Date & Location: February 22, 2021, at 4p; Virtual visit
Subject: Mechanisms for plant recognition of animals: a case for reasonable receptor-ligand candidates in legumes
Host: Emily Roggenkamp
About the Speaker
University: University of California San Diego
Research Interests: Plants, arthropods and microbes are the most species rich life forms on earth. As primary producers, photosynthetic organisms are the ultimate source of most fixed carbon and under significant pressure to relinquish these resources. For reproductive success, plants must balance both growth and defense against a myriad of herbivorous arthropods and pathogens. These real-time interactions are of relevance to our global food supply and are underpinned by genetics, biochemistry, physiology, and behavior.

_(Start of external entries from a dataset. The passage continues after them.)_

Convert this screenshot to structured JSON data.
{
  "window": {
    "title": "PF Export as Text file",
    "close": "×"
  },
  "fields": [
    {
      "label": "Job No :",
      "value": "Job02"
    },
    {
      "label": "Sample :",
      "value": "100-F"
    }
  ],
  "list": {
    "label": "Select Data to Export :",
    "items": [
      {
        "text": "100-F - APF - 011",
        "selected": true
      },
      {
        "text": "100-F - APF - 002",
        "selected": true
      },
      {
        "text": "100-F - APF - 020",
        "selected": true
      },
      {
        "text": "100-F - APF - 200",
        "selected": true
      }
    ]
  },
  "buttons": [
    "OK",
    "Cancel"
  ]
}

The Schmelz group utilize maize (Zea mays) and bean ( Phaseolus & Vigna spp.) to examine dynamic inducible innate immune responses that limit losses against attacking organisms. In response to herbivory by generalist lepidopteran pests, plants rapidly initiate the biosynthesis and release of low molecular weight Volatile Organic Compounds (VOCs). Prominent in this VOC signature are monoterpenes, homoterpenes and sesquiterpenes that serve as indirect plant defenses by enabling the attraction of predators, parasitioids, and other natural enemies. How is this process enabled? The group examines the mechanistic role of exogenous elicitors, termed Herbivore Associated Molecular Patterns (HAMPs), and endogenous signal transduction cascades that regulate insect-induced plant responses.